── Data to examine

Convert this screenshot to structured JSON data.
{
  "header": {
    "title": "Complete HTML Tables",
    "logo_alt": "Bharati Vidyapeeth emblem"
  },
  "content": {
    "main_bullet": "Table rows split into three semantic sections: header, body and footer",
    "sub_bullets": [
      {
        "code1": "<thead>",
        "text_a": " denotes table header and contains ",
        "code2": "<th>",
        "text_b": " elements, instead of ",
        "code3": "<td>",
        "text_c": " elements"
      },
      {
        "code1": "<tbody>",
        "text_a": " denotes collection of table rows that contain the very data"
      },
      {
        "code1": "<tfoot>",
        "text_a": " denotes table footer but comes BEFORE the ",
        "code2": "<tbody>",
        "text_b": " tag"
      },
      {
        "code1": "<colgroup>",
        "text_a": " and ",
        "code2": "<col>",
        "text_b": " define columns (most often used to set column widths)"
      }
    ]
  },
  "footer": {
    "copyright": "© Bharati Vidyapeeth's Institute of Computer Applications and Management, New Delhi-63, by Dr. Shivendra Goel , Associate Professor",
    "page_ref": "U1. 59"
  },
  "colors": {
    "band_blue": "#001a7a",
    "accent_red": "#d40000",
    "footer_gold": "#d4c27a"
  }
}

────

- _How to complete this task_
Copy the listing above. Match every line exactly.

- _Task output_
Convert this screenshot to structured JSON data.
{
  "header": {
    "title": "Complete HTML Tables",
    "logo_alt": "Bharati Vidyapeeth emblem"
  },
  "content": {
    "main_bullet": "Table rows split into three semantic sections: header, body and footer",
    "sub_bullets": [
      {
        "code1": "<thead>",
        "text_a": " denotes table header and contains ",
        "code2": "<th>",
        "text_b": " elements, instead of ",
        "code3": "<td>",
        "text_c": " elements"
      },
      {
        "code1": "<tbody>",
        "text_a": " denotes collection of table rows that contain the very data"
      },
      {
        "code1": "<tfoot>",
        "text_a": " denotes table footer but comes BEFORE the ",
        "code2": "<tbody>",
        "text_b": " tag"
      },
      {
        "code1": "<colgroup>",
        "text_a": " and ",
        "code2": "<col>",
        "text_b": " define columns (most often used to set column widths)"
      }
    ]
  },
  "footer": {
    "copyright": "© Bharati Vidyapeeth's Institute of Computer Applications and Management, New Delhi-63, by Dr. Shivendra Goel , Associate Professor",
    "page_ref": "U1. 59"
  },
  "colors": {
    "band_blue": "#001a7a",
    "accent_red": "#d40000",
    "footer_gold": "#d4c27a"
  }
}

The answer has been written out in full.